What Does The Black Widow Delay Mean For Disney?
Black Widow Delays Its Bow
Okay, so MickeyBlog.com pounced on the frustrating news about the (latest) Black Widow delay.
However, none other than The Washington Post — yeah, the paper that brought down Nixon (there are two movies about that) — used precious ink (and bytes) reporting and speculating about the future of Disney’s release schedule.
That said, they started by pointing out a NON-Disney film that set the tone.
Tenet Set The Tone
Americans’ reluctance to return to theaters was solidified this month when Warner Bros. released “Tenet,” the new Christopher Nolan action adventure, in theaters in cities that were open. The film has done well internationally, grossing $215 million since coming out a month ago.
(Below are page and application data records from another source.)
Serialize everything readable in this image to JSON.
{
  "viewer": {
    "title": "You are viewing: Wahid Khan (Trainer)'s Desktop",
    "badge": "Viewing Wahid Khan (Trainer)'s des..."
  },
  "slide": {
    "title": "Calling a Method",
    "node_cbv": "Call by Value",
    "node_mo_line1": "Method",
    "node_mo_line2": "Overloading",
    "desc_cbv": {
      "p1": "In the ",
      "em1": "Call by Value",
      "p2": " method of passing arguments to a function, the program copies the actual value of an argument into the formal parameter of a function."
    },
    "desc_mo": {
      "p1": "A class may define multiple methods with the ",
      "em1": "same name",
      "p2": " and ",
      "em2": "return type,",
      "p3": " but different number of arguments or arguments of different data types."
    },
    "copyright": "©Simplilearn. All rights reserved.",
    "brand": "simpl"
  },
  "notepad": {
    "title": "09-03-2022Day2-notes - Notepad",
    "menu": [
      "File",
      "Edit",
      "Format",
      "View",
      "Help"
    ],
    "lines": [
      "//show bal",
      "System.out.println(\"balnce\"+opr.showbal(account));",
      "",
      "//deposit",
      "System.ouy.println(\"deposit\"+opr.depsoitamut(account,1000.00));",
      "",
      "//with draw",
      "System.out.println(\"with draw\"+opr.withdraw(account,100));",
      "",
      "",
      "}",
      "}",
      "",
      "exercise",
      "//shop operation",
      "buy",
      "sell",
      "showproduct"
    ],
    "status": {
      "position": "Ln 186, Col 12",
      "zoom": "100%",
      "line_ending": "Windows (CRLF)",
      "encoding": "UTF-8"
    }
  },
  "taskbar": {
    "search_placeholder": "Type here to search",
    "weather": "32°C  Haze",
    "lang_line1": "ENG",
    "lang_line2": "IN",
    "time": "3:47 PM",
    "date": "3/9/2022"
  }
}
But it collected just $36 million over three weekends in the United States, an exceedingly modest sum for a filmmaker who usually grosses many times that.
That coupled with the Mulan fiasco, and welp:
- Originally scheduled for May of this year, then moved to November, “Black Widow,” the latest installment in the Marvel Cinematic Universe, won’t be released until May of next year, Disney said.
- “West Side Story,” Steven Spielberg’s version of the iconic musical that had been one of the most anticipated films of the holidays, has been pushed a full year from this December to December 2021.
- And “Eternals,” Chloé Zhao’s take on the immortal alien race for the Marvel franchise, won’t be released until November 2021, a full year after its original release date.
No Black Widow: What Does The Delay Mean?
So, what does all of this mean to Disney? To movie theaters?
The near-term effect on Disney’s bottom line will be considerable. Disney drew nearly $3 billion in profit from theatrical films last fiscal year; the latter number represented nearly 20 percent of its total profit.
And, for theaters – the news is awful:
The top five films at the domestic box office in 2019 all came from Disney, including juggernauts such as “Avengers: Endgame,” “The Lion King” and “Star Wars: Episode IX — The Rise of Skywalker,” each of which grossed over a half-billion dollars in the United States.
And, in the end, it shows how much Disney relies on movie theaters and, vice versa.
Finally, given how successfully the re-opening of Walt Disney World has been. AND given how much Disney likes to control their consumer’s environment from start to finish. HOW about a bet that The Walt Disney Company will soon be in THE MOVIE THEATER BUSINESS?
B-B-B-But that’s illegal. Right? Nope.
With the old decrees out of the way, the road is now open for big studios like Disney to look beyond single small theaters and set their sites on nationwide giants, if they’re so inclined.
Stay tuned, Mouseketeers. Stay tuned.